■ DIRECTIONS FOR THIS TASK ■
Without altering a word, return the records below, but exclude the pictures.

Excerpts from an interface dataset
<<<<

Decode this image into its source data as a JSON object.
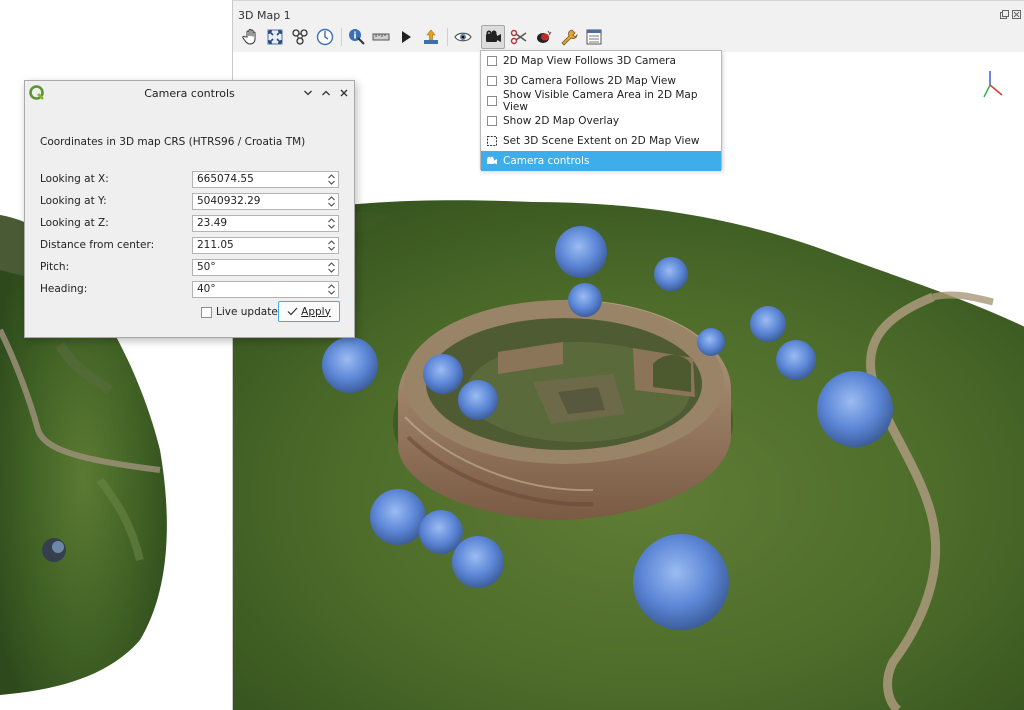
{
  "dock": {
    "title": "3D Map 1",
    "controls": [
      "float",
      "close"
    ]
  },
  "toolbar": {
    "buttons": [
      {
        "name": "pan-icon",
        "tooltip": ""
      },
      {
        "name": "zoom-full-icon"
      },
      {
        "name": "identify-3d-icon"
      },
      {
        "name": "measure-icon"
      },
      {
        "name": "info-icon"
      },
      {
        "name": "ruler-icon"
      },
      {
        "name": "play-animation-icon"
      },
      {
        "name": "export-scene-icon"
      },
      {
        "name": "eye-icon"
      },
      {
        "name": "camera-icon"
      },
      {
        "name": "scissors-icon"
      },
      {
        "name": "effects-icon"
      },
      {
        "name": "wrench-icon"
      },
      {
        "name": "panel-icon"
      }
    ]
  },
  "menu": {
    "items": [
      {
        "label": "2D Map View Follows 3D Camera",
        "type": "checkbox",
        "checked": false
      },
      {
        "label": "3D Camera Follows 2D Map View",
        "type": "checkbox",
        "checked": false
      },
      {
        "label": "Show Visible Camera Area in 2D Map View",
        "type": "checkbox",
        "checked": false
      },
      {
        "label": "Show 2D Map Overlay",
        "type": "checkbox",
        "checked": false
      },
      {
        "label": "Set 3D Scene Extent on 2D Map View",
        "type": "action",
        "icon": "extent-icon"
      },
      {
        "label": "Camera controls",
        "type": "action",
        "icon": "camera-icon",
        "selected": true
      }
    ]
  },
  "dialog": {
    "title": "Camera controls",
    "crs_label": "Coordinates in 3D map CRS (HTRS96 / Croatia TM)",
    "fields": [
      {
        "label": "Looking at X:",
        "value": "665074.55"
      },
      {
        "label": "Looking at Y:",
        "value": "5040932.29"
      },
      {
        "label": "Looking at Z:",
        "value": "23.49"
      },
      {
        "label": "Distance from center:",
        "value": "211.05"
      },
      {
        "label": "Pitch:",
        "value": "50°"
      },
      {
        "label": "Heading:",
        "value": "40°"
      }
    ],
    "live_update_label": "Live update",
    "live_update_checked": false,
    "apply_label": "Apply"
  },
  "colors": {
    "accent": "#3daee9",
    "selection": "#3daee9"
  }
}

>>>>

■ WRITTEN REPLY ■
Decode this image into its source data as a JSON object.
{
  "dock": {
    "title": "3D Map 1",
    "controls": [
      "float",
      "close"
    ]
  },
  "toolbar": {
    "buttons": [
      {
        "name": "pan-icon",
        "tooltip": ""
      },
      {
        "name": "zoom-full-icon"
      },
      {
        "name": "identify-3d-icon"
      },
      {
        "name": "measure-icon"
      },
      {
        "name": "info-icon"
      },
      {
        "name": "ruler-icon"
      },
      {
        "name": "play-animation-icon"
      },
      {
        "name": "export-scene-icon"
      },
      {
        "name": "eye-icon"
      },
      {
        "name": "camera-icon"
      },
      {
        "name": "scissors-icon"
      },
      {
        "name": "effects-icon"
      },
      {
        "name": "wrench-icon"
      },
      {
        "name": "panel-icon"
      }
    ]
  },
  "menu": {
    "items": [
      {
        "label": "2D Map View Follows 3D Camera",
        "type": "checkbox",
        "checked": false
      },
      {
        "label": "3D Camera Follows 2D Map View",
        "type": "checkbox",
        "checked": false
      },
      {
        "label": "Show Visible Camera Area in 2D Map View",
        "type": "checkbox",
        "checked": false
      },
      {
        "label": "Show 2D Map Overlay",
        "type": "checkbox",
        "checked": false
      },
      {
        "label": "Set 3D Scene Extent on 2D Map View",
        "type": "action",
        "icon": "extent-icon"
      },
      {
        "label": "Camera controls",
        "type": "action",
        "icon": "camera-icon",
        "selected": true
      }
    ]
  },
  "dialog": {
    "title": "Camera controls",
    "crs_label": "Coordinates in 3D map CRS (HTRS96 / Croatia TM)",
    "fields": [
      {
        "label": "Looking at X:",
        "value": "665074.55"
      },
      {
        "label": "Looking at Y:",
        "value": "5040932.29"
      },
      {
        "label": "Looking at Z:",
        "value": "23.49"
      },
      {
        "label": "Distance from center:",
        "value": "211.05"
      },
      {
        "label": "Pitch:",
        "value": "50°"
      },
      {
        "label": "Heading:",
        "value": "40°"
      }
    ],
    "live_update_label": "Live update",
    "live_update_checked": false,
    "apply_label": "Apply"
  },
  "colors": {
    "accent": "#3daee9",
    "selection": "#3daee9"
  }
}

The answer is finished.